George says that given the wealth of different fund options out there it wasn’t easy picking these starter funds for his portfolio, so he used fund recommendation lists from companies like Chelsea Financial Services.

He says: “In the future, when my salary increases, I will look to start regular monthly savings into an ISA too. I imagine at some point in the next five years I’ll maybe start thinking about saving a deposit for a house but my ultimate goal is that of having a decent pot of money upon retiring.”

The information contained within is for educational and informational purposes ONLY. It is not intended nor should it be considered an invitation or inducement to buy or sell a security or securities noted within nor should it be viewed as a communication intended to persuade or incite you to buy or sell security or securities noted within. Any commentary provided is the opinion of the author and should not be considered a personalised recommendation. The information contained within should not be a person's sole basis for making an investment decision.
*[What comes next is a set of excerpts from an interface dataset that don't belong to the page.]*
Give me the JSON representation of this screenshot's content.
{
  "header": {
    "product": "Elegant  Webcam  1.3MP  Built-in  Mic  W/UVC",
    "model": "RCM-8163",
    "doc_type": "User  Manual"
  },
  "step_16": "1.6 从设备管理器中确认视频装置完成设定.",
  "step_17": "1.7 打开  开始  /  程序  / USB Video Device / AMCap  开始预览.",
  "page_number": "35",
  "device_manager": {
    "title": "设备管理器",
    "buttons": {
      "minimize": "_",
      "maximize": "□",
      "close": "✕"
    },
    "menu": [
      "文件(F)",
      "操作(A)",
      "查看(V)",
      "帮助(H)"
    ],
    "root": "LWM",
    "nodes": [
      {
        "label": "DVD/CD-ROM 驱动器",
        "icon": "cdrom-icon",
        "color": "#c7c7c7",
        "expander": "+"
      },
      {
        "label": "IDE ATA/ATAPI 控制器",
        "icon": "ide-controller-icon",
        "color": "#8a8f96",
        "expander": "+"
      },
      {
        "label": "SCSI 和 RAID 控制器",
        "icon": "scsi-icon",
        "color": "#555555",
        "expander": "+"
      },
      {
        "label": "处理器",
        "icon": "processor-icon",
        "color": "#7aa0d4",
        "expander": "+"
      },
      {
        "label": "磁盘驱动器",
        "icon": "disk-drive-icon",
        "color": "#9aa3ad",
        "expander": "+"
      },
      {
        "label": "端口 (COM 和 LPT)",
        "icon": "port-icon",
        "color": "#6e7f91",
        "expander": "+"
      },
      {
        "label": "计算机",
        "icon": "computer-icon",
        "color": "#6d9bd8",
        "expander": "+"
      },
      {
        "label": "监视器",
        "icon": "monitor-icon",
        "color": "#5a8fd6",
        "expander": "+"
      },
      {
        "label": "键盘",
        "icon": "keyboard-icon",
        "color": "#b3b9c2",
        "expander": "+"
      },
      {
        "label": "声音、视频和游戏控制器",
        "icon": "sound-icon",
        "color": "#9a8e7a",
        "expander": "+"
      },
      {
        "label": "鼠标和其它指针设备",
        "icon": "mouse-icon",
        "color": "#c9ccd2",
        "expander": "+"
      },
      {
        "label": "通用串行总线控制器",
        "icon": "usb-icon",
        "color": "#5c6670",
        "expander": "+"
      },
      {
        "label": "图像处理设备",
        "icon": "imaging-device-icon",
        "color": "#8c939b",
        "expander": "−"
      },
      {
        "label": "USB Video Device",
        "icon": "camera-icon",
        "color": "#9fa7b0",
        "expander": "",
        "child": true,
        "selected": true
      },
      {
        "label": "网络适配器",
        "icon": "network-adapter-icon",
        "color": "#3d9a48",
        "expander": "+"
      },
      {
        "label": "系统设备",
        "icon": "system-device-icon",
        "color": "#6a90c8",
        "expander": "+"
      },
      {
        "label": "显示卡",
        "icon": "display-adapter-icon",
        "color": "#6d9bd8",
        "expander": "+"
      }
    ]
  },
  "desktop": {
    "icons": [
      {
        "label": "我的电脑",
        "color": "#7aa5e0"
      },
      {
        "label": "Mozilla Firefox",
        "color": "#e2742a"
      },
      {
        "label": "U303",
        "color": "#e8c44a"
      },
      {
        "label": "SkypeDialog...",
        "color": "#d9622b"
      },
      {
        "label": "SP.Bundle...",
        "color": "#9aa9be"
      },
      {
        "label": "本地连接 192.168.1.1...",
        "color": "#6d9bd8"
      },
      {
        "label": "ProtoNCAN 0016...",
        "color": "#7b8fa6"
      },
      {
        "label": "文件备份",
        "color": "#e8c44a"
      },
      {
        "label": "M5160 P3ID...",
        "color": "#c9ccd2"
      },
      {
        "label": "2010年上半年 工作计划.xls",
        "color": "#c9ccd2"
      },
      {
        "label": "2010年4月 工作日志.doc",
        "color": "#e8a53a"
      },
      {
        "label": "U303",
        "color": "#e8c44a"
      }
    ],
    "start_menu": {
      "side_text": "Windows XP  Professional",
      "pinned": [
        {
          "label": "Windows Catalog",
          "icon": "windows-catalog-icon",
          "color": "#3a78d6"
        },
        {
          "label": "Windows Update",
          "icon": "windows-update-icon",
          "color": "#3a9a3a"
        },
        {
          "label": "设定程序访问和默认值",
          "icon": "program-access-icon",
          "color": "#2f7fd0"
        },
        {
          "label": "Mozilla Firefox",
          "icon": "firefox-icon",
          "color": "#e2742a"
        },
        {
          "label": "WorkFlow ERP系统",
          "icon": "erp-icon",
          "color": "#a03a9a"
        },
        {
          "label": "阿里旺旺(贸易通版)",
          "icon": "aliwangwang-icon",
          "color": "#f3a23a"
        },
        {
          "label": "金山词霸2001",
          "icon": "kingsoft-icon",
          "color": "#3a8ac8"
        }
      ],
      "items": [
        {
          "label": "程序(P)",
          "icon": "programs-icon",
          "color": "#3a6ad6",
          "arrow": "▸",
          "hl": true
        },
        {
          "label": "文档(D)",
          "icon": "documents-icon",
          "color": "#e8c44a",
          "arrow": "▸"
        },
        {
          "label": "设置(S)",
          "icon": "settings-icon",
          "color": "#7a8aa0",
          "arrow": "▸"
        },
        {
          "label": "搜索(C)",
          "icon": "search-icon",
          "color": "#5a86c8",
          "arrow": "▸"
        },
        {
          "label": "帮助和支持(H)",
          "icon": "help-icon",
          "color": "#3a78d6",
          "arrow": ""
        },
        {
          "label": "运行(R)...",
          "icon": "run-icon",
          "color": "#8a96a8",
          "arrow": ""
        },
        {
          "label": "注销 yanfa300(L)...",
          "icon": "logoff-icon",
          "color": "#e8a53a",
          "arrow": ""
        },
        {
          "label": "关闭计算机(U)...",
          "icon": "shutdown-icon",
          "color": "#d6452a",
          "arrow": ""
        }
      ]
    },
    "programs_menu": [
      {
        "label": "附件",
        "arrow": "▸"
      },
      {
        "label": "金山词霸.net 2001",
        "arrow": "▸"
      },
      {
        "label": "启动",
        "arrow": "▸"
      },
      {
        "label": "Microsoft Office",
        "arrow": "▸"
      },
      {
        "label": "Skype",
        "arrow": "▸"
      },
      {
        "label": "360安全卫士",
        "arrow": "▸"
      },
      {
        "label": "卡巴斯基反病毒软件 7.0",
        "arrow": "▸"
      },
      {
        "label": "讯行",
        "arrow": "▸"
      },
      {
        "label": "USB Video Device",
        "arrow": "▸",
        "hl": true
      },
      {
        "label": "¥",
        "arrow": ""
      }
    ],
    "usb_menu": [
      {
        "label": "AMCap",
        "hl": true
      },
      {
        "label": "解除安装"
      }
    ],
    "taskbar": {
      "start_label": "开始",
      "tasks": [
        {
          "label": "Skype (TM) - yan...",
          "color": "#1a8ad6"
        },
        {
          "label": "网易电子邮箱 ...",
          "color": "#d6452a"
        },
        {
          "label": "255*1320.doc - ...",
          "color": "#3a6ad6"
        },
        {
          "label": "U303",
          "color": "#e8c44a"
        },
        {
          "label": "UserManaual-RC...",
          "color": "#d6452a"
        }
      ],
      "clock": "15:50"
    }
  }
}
Please contact your financial professional before making an investment decision.

Facebook Twitter LinkedIn

About Author

Emma Simon

Emma Simon  is a financial journalist, specialising in investment and consumer issues, writing for Morningstar.co.uk